discrimination based on race, sex, color, age, and national
origin and (2) retaliation for engaging in protected
activity. (Id.). She indicated that the alleged
discrimination began on August 12, 2015 (the date of her
administrative hearing). (Id.). The court notes that
February 18, 2016 is within 180 days of the alleged unlawful
12, 2018, the EEOC issued Plaintiff a Dismissal and Notice of
Rights. (Doc. # 1-2). Although Plaintiff does not indicate
when she received this letter, Rule 6 of the Federal Rules of
Civil Procedure creates a presumption that receipt occurs
three days after the mailing date. Federal Rule of Civil
Procedure 6(d). Because three days after the mailing date was
Sunday, July 15, 2018, Plaintiff is presumed to have received
the Dismissal and Notice of Rights on Monday, July 16, 2018.
Plaintiff filed her Complaint initiating this action on
October 14, 2018. (Doc. # 1). The court notes that this date
is within ninety (90) days of July 16, 2018, the date
Plaintiff is presumed to have received the letter.
Standard of Review
Federal Rules of Civil Procedure require that a complaint
provide “a short and plain statement of the claim
showing that the pleader is entitled to relief.”Fed. R.
Civ. P. 8(a)(2). However, the complaint must include enough
facts “to raise a right to relief above the speculative
level.”Bell Atl. Corp. v. Twombly, 550 U.S.
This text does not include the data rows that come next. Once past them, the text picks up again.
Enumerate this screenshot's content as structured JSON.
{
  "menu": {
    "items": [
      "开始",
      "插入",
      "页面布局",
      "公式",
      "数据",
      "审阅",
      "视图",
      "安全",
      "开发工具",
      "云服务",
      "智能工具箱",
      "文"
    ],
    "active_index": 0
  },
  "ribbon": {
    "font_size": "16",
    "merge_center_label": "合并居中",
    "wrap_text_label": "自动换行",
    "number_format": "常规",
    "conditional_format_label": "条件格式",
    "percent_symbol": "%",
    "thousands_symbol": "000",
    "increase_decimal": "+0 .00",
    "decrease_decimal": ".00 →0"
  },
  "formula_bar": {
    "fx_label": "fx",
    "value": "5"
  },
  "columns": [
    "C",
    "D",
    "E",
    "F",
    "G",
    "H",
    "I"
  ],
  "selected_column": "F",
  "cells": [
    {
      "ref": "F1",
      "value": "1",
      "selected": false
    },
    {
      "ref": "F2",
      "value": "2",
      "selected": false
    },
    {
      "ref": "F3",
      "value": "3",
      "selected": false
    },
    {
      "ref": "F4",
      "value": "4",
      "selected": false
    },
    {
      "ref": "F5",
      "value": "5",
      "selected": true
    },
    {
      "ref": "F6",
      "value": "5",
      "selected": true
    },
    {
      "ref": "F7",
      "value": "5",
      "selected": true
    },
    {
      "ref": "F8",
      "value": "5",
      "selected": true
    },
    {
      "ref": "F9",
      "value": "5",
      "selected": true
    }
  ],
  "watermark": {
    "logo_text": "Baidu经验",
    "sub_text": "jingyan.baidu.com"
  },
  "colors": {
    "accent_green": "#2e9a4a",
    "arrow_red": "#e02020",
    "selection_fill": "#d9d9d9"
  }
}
544, 555 (2007). Pleadings that contain nothing more than
“a formulaic recitation of the elements of a cause of
action”do not meet Rule 8 standards, nor do pleadings
suffice that are based merely upon “labels and
conclusions”or “naked assertion[s]”without
supporting factual allegations. Id. at 555, 557. In
deciding a Rule 12(b)(6) motion to dismiss, courts view the
allegations in the complaint in the light most favorable to
the non-moving party. Watts v. Fla. International
Univ., 495 F.3d 1289, 1295 (11th Cir. 2007).
survive a motion to dismiss, a complaint must “state a
claim to relief that is plausible on its
face.”Twombly, 550 U.S. at 570. “A claim
has facial plausibility when the plaintiff pleads factual
content that allows the court to draw the reasonable
inference that the defendant is liable for the misconduct
alleged.”Ashcroft v. Iqbal, 556 U.S. 662, 678
(2009). Although “[t]he plausibility standard is not
akin to a ‘probability requirement, '”the
complaint must demonstrate “more than a sheer
possibility that a defendant has acted
unlawfully.”Id. A plausible claim for relief
requires “enough fact[s] to raise a reasonable
expectation that discovery will reveal evidence”to
support the claim. Twombly, 550 U.S. at 556.
considering a motion to dismiss, a court should “1)
eliminate any allegations in the complaint that are merely
legal conclusions; and 2) where there are well-pleaded
factual allegations, ‘assume their veracity and then
determine whether they plausibly give rise to an entitlement
to relief.'”Kivisto v. Miller, Canfield,
Paddock & Stone, PLC, 413 F. App‘x 136, 138
(11th Cir. 2011) (unpublished) (quoting Am. Dental
Ass'n v. Cigna Corp., 605 F.3d 1283, 1290 (11th Cir.
2010)). That task is context specific and, to survive the
motion, the allegations must permit the court based on its
“judicial experience and common sense . . . to infer
more than the mere possibility of